Alex Agore takes the title of his new release, Behold, I Make All Things New (and consequently the preacher sample used on the title track) from Revelation 21:2-7, however the statement isn’t directed to the heavens but rather towards a rebirth of a sound that may have strayed from the ‘house of god.’ That message being that while deep house may be in vogue you need to go back to the roots to discover the real soul again. Agore is a relative newcomer based in Berlin but with no real ties to any scene there nor with any real desire to be either. He has managed to produce 2 full length albums and 2 singles in the past year with sounds that range from melodic techno to jazz tempered electronic but with little acclaim. Agore is one of those artists that may be too talented for his own good, a producer that sticks to what’s true to his heart and lovingly churns beautiful music but without the backing of the right PR or trendsetting web coverage. But I believe that is all about to change for him. Behold, I Make All Things New is house music so good that it should be turning heads, setting ears on fire and sending asses jiggling. And maybe most of all, making you wonder where Agore has been all your life, or at least the last year.

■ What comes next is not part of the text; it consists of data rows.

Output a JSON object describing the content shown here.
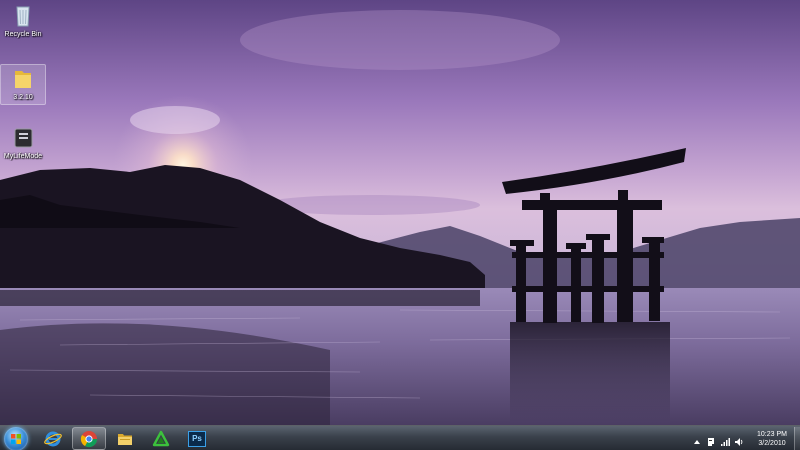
{
  "desktop": {
    "icons": [
      {
        "label": "Recycle Bin"
      },
      {
        "label": "3.2.10"
      },
      {
        "label": "MyLifeMode"
      }
    ]
  },
  "taskbar": {
    "pinned": [
      {
        "app": "internet-explorer"
      },
      {
        "app": "chrome"
      },
      {
        "app": "windows-explorer"
      },
      {
        "app": "green-app"
      },
      {
        "app": "photoshop",
        "text": "Ps"
      }
    ],
    "clock": {
      "time": "10:23 PM",
      "date": "3/2/2010"
    }
  },
  "colors": {
    "sky_top": "#6f4f92",
    "sky_mid": "#b592c8",
    "sky_horizon": "#e8c9dc",
    "water": "#8a7aa8",
    "silhouette": "#14101c",
    "taskbar": "#333a44"
  }
}
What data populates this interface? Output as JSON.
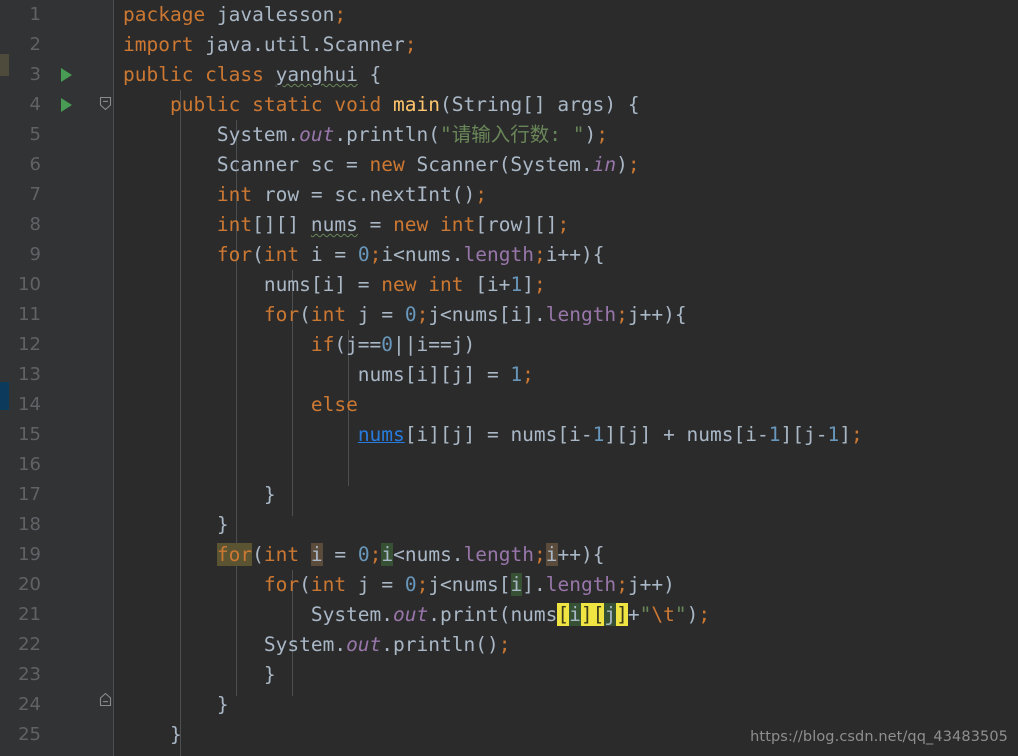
{
  "editor": {
    "theme_name": "Darcula",
    "colors": {
      "background": "#2b2b2b",
      "gutter_background": "#313335",
      "line_number": "#606366",
      "default_text": "#a9b7c6",
      "keyword": "#cc7832",
      "number": "#6897bb",
      "string": "#6a8759",
      "static_field": "#9876aa",
      "instance_field": "#9876aa",
      "link": "#287bde",
      "run_marker": "#499c54",
      "write_highlight": "#5b4b3a",
      "read_highlight": "#375135",
      "keyword_match_highlight": "#5a5433",
      "brace_match_highlight": "#f0e442",
      "vcs_changed_marker": "#0b3a5c",
      "vcs_modified_marker": "#4e4a3c"
    },
    "gutter": {
      "run_markers": [
        "3",
        "4"
      ],
      "fold_markers": [
        "4",
        "24"
      ],
      "intention_bulb_line": "21",
      "vcs_marker_lines": [
        "3",
        "14"
      ]
    },
    "watermark": "https://blog.csdn.net/qq_43483505",
    "language": "Java",
    "lines": [
      {
        "n": "1",
        "text": "package javalesson;"
      },
      {
        "n": "2",
        "text": "import java.util.Scanner;"
      },
      {
        "n": "3",
        "text": "public class yanghui {"
      },
      {
        "n": "4",
        "text": "    public static void main(String[] args) {"
      },
      {
        "n": "5",
        "text": "        System.out.println(\"请输入行数: \");"
      },
      {
        "n": "6",
        "text": "        Scanner sc = new Scanner(System.in);"
      },
      {
        "n": "7",
        "text": "        int row = sc.nextInt();"
      },
      {
        "n": "8",
        "text": "        int[][] nums = new int[row][];"
      },
      {
        "n": "9",
        "text": "        for(int i = 0;i<nums.length;i++){"
      },
      {
        "n": "10",
        "text": "            nums[i] = new int [i+1];"
      },
      {
        "n": "11",
        "text": "            for(int j = 0;j<nums[i].length;j++){"
      },
      {
        "n": "12",
        "text": "                if(j==0||i==j)"
      },
      {
        "n": "13",
        "text": "                    nums[i][j] = 1;"
      },
      {
        "n": "14",
        "text": "                else"
      },
      {
        "n": "15",
        "text": "                    nums[i][j] = nums[i-1][j] + nums[i-1][j-1];"
      },
      {
        "n": "16",
        "text": ""
      },
      {
        "n": "17",
        "text": "            }"
      },
      {
        "n": "18",
        "text": "        }"
      },
      {
        "n": "19",
        "text": "        for(int i = 0;i<nums.length;i++){"
      },
      {
        "n": "20",
        "text": "            for(int j = 0;j<nums[i].length;j++)"
      },
      {
        "n": "21",
        "text": "                System.out.print(nums[i][j]+\"\\t\");"
      },
      {
        "n": "22",
        "text": "            System.out.println();"
      },
      {
        "n": "23",
        "text": "            }"
      },
      {
        "n": "24",
        "text": "        }"
      },
      {
        "n": "25",
        "text": "    }"
      }
    ]
  }
}
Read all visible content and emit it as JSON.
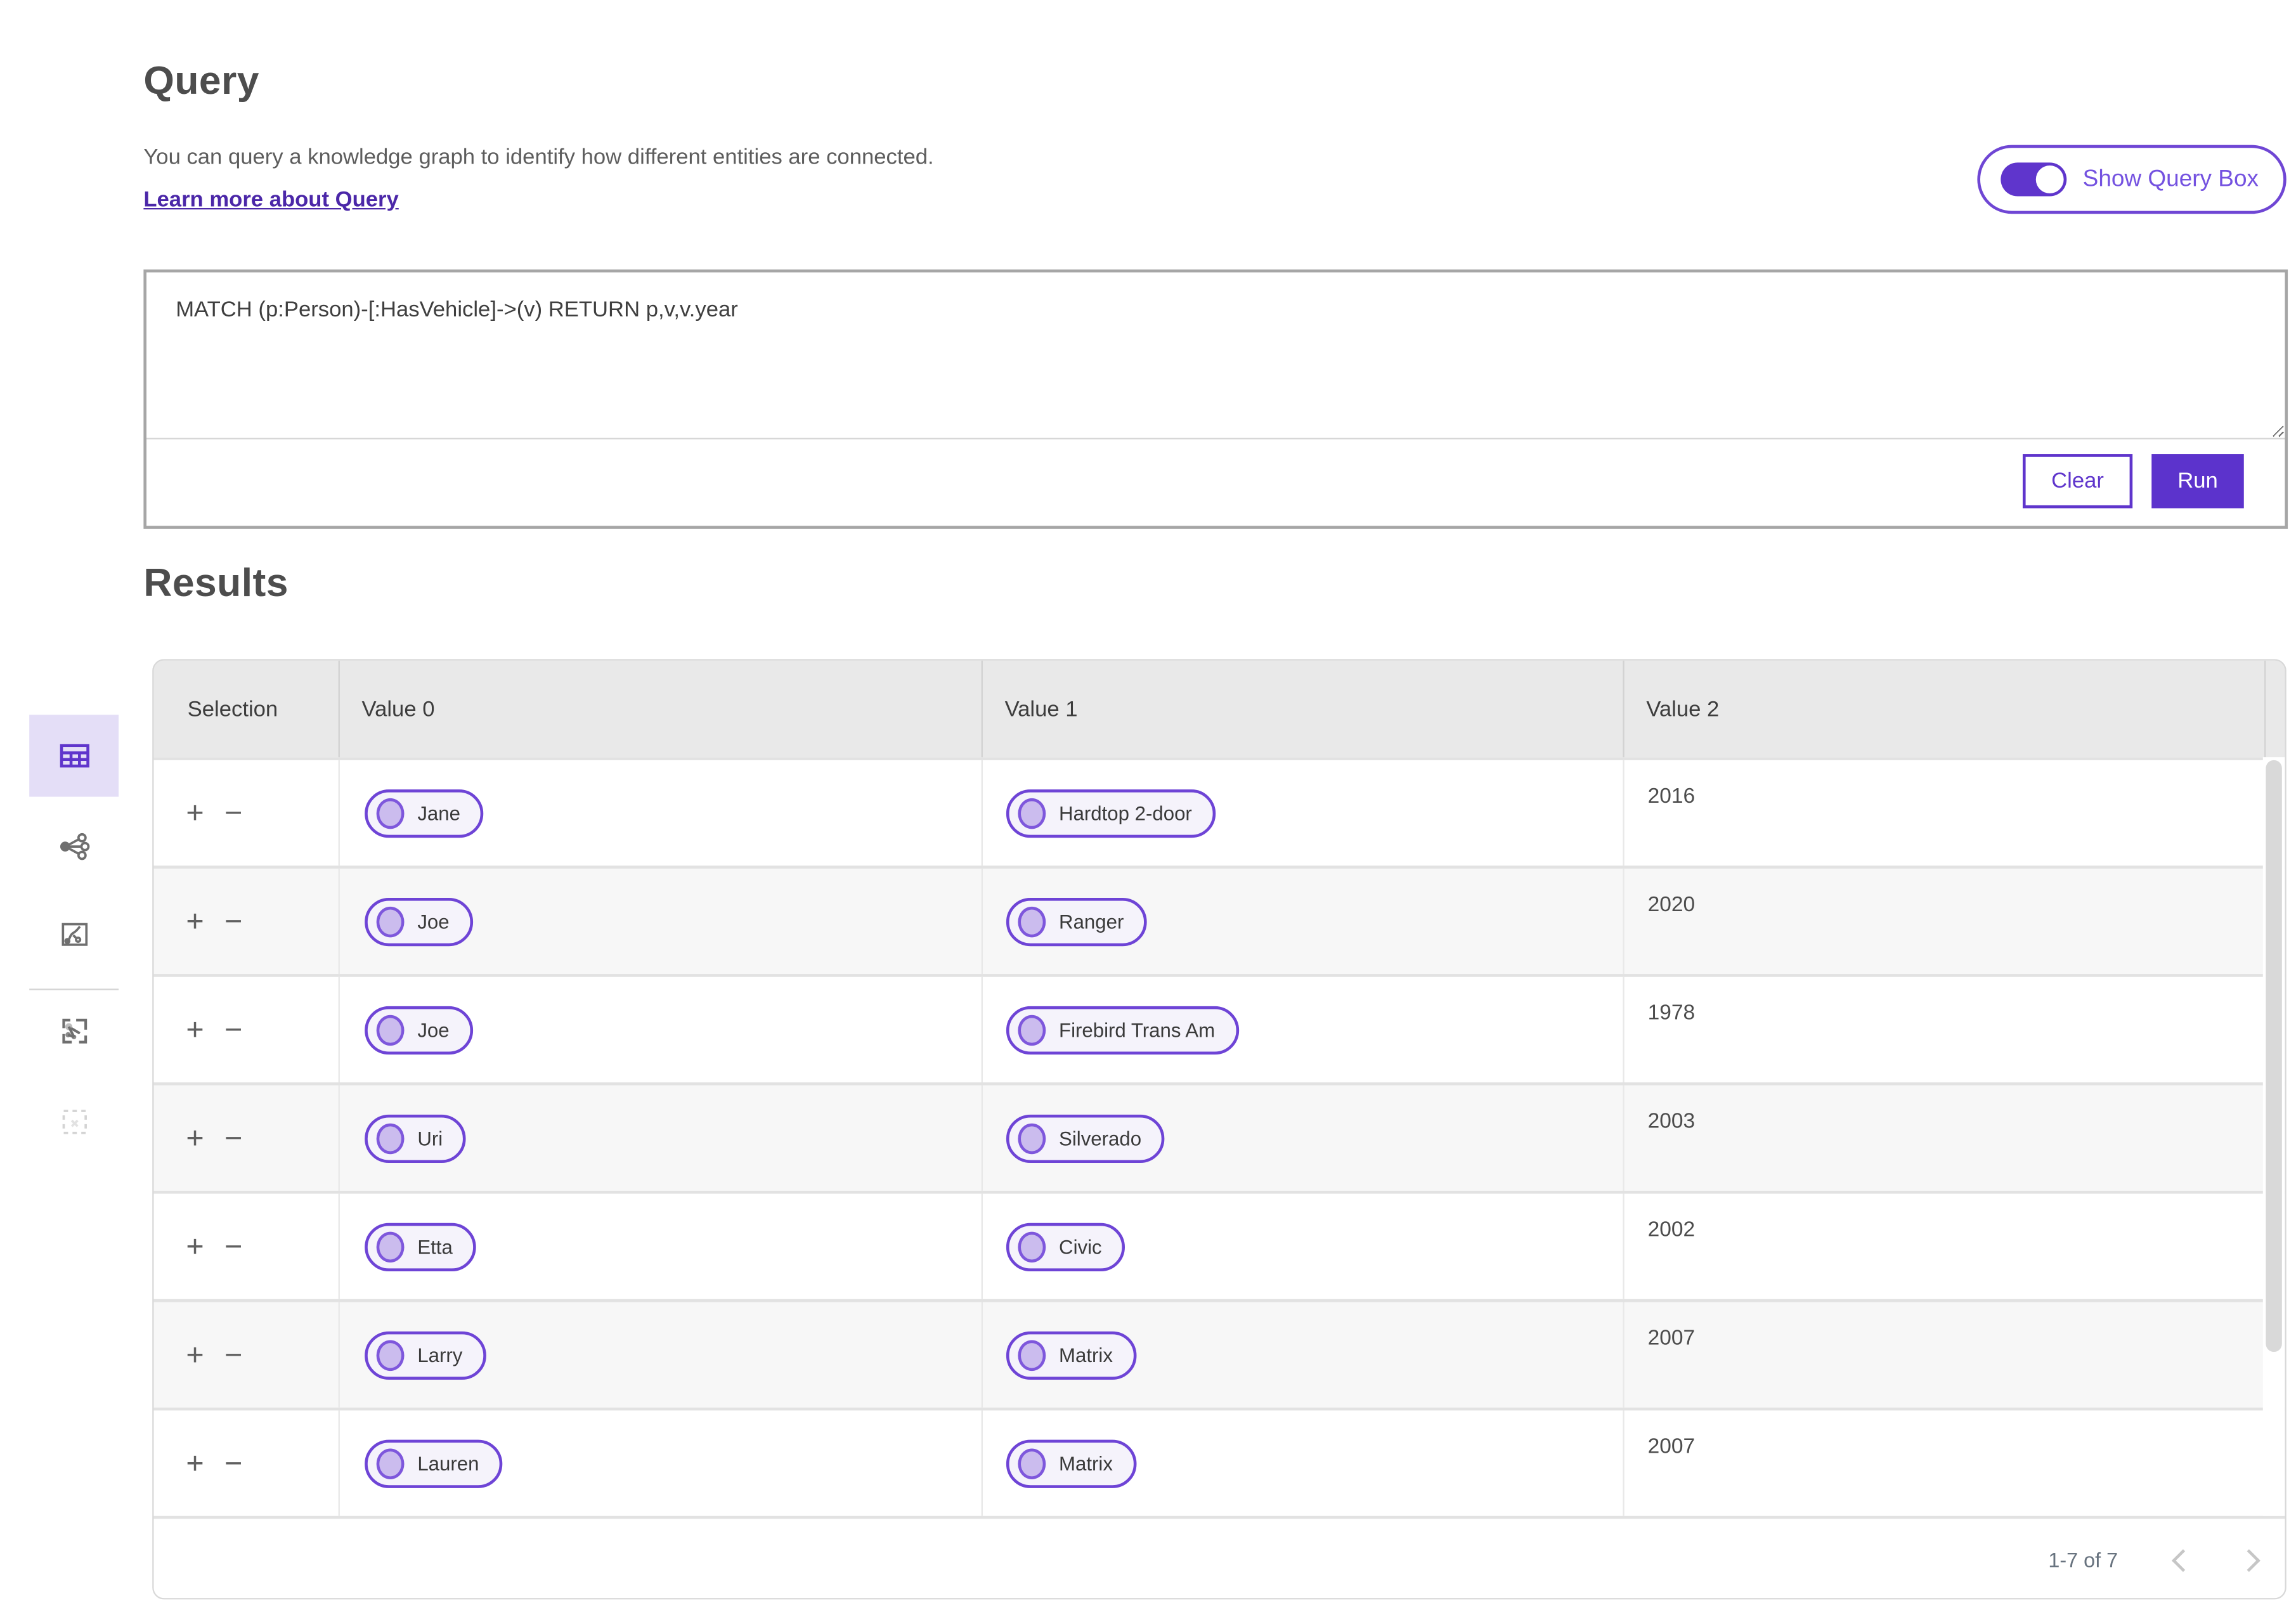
{
  "colors": {
    "accent_purple": "#5f35cc",
    "link_purple": "#4b27a8",
    "pill_border": "#6e44d6",
    "pill_fill": "#f5f3fb",
    "pill_dot_fill": "#cbbcee",
    "sidebar_selected_bg": "#e4def7",
    "table_header_gray": "#e9e9e9",
    "row_alt_gray": "#f7f7f7"
  },
  "query_section": {
    "title": "Query",
    "description": "You can query a knowledge graph to identify how different entities are connected.",
    "learn_more_link": "Learn more about Query",
    "show_query_box_label": "Show Query Box",
    "toggle_state": "on"
  },
  "query_box": {
    "query_text": "MATCH (p:Person)-[:HasVehicle]->(v) RETURN p,v,v.year",
    "clear_button": "Clear",
    "run_button": "Run"
  },
  "results_section": {
    "title": "Results",
    "columns": [
      "Selection",
      "Value 0",
      "Value 1",
      "Value 2"
    ],
    "row_actions": {
      "add": "+",
      "remove": "−"
    },
    "rows": [
      {
        "value0": "Jane",
        "value1": "Hardtop 2-door",
        "value2": "2016"
      },
      {
        "value0": "Joe",
        "value1": "Ranger",
        "value2": "2020"
      },
      {
        "value0": "Joe",
        "value1": "Firebird Trans Am",
        "value2": "1978"
      },
      {
        "value0": "Uri",
        "value1": "Silverado",
        "value2": "2003"
      },
      {
        "value0": "Etta",
        "value1": "Civic",
        "value2": "2002"
      },
      {
        "value0": "Larry",
        "value1": "Matrix",
        "value2": "2007"
      },
      {
        "value0": "Lauren",
        "value1": "Matrix",
        "value2": "2007"
      }
    ],
    "pagination": {
      "range_label": "1-7 of 7",
      "prev_icon": "chevron-left-icon",
      "next_icon": "chevron-right-icon"
    }
  },
  "sidebar": {
    "icons": [
      "table-view-icon",
      "network-graph-icon",
      "route-map-icon",
      "graph-selection-icon",
      "selection-box-icon"
    ],
    "selected": "table-view-icon"
  }
}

Getting back to my original point, what makes Behold, I Make All Things New so strong is that these 4 tracks get to digging the dirt sole of jazz and graft it to beats that bump. At a high level, this is music that may bring to mind early KDJ or Theo Parrish’s more conventional grooves, as Agore twists jazz and funk samples in a way that is reverential of the source material while re-arranging it to extract maximum dance floor pleasure. On “Memories,” the bassline and soulful vocal are filtered before bringing the beat to bear and then dropping a moody chord progression. It’s rare to find music that can reflect a party-like atmosphere and the feeling of heartbreak at the same. “Cafe Au Lait” sounds like it’s being channeled through an old 78 stylus as it’s powered by fundamental jazz elements including a filthy stand up bass, a driving horn sample and layers of be-bop piano melodies, along with a gorgeous keyboard melody. And on the title track, Agore uses the aforementioned preacher’s words to lend some context to what is essentially a spiritual journey distilled into deep house. The arching trumpet line and urgent female harmonies sound melancholy, but are buoyed by solid percussion and a change up 3/4 of the way in that sends the track down a more straightforward path of galloping beats and moody keyboard, and a female vocal singing and inviting you to “jack your soul.” This may be Agore’s first bona fide house release and may give him well deserved exposure but I wouldn’t count on him pumping out this stuff. When music is this well crafted it will last to whatever comes next from him and well beyond.